- Pray, and pray without ceasing. Mike Pence was flayed in the media for praying with a group over the coronavirus reality. I’m glad he prayed. I’m glad when we all pray. Praying that you can be a source of hope and comfort to others wouldn’t be a bad place to start. Remember, too, that health care professionals are good at what they do. All healing ultimately comes from God, the Great Physician, but He uses human agents for healing to take place.
- Don’t be afraid to laugh. I am not, not, not making light of the seriousness of this disease. But there is humor in the darkest circumstances. I’ve seen plenty of really clever memes in the last several days. If I ignore the ones in poor taste, there’s a lot that are darn funny. If you’re offended, just move on. (And before someone stuffs my inbox with comments like “Would you think it’s funny if one of your loved ones died?”, I’d think, dude, you aren’t very bright to even ask that, trying to get a “gotcha” agains me – of course it wouldn’t be funny). But there are plenty of things about toilet paper that crack me up. Humor, and especially satire, is in the eyes of the beholder. So let’s go easy on each other – we all cope in different ways. Laughing at absurdity, whether I see it in someone else or myself, works for me.
I’d rather listen to a flawed expert than an assured idiot.
I’ll wrap this by sharing a quote from one of my heroes, C. S. Lewis. These are C. S. Lewis’s words—written 72 years ago—and it rings with some relevance for us. Just replace “atomic bomb” with “coronavirus.” It’s all part of the coronavirus reality.

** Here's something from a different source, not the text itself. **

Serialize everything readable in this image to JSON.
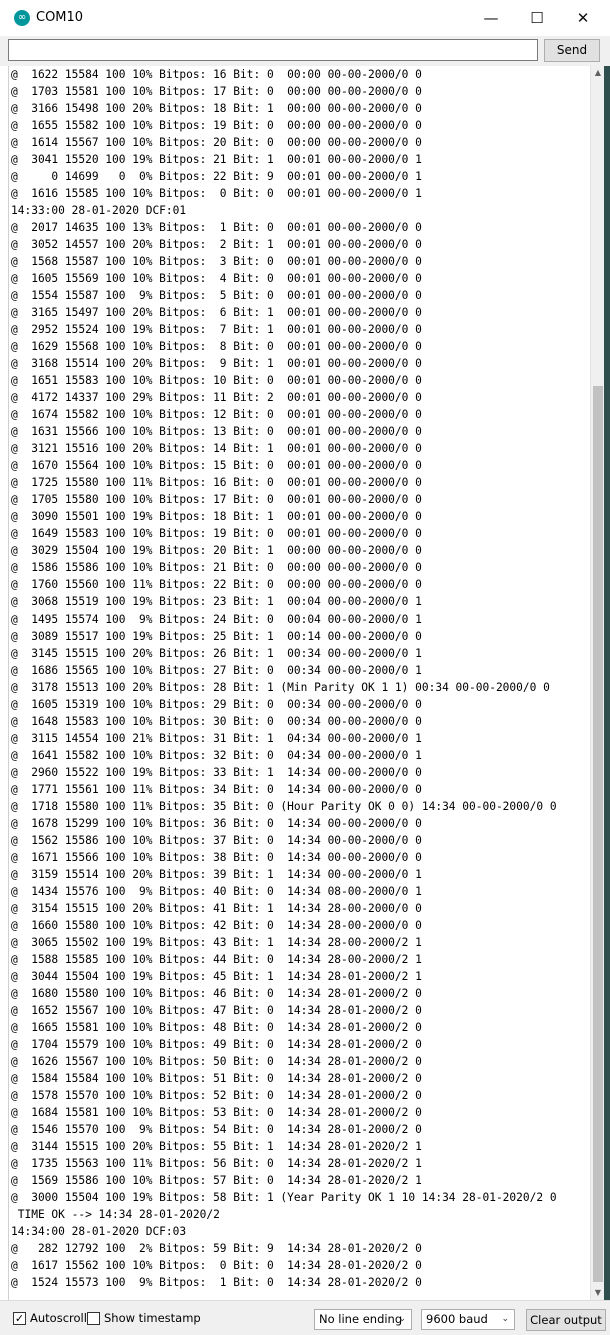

In one way we think a great deal too much of the atomic bomb. “How are we to live in an atomic age?” I am tempted to reply: “Why, as you would have lived in the sixteenth century when the plague visited London almost every year, or as you would have lived in a Viking age when raiders from Scandinavia might land and cut your throat any night; or indeed, as you are already living in an age of cancer, an age of syphilis, an age of paralysis, an age of air raids, an age of railway accidents, an age of motor accidents.”
In other words, do not let us begin by exaggerating the novelty of our situation. Believe me, dear sir or madam, you and all whom you love were already sentenced to death before the atomic bomb was invented: and quite a high percentage of us were going to die in unpleasant ways. We had, indeed, one very great advantage over our ancestors—anesthetics; but we have that still. It is perfectly ridiculous to go about whimpering and drawing long faces because the scientists have added one more chance of painful and premature death to a world which already bristled with such chances and in which death itself was not a chance at all, but a certainty.
This is the first point to be made: and the first action to be taken is to pull ourselves together. If we are all going to be destroyed by an atomic bomb, let that bomb when it comes find us doing sensible and human things—praying, working, teaching, reading, listening to music, bathing the children, playing tennis, chatting to our friends over a pint and a game of darts—not huddled together like frightened sheep and thinking about bombs. They may break our bodies (a microbe can do that) but they need not dominate our minds.
— “On Living in an Atomic Age” (1948) in Present Concerns: Journalistic Essays
Categories: U.S. NEWS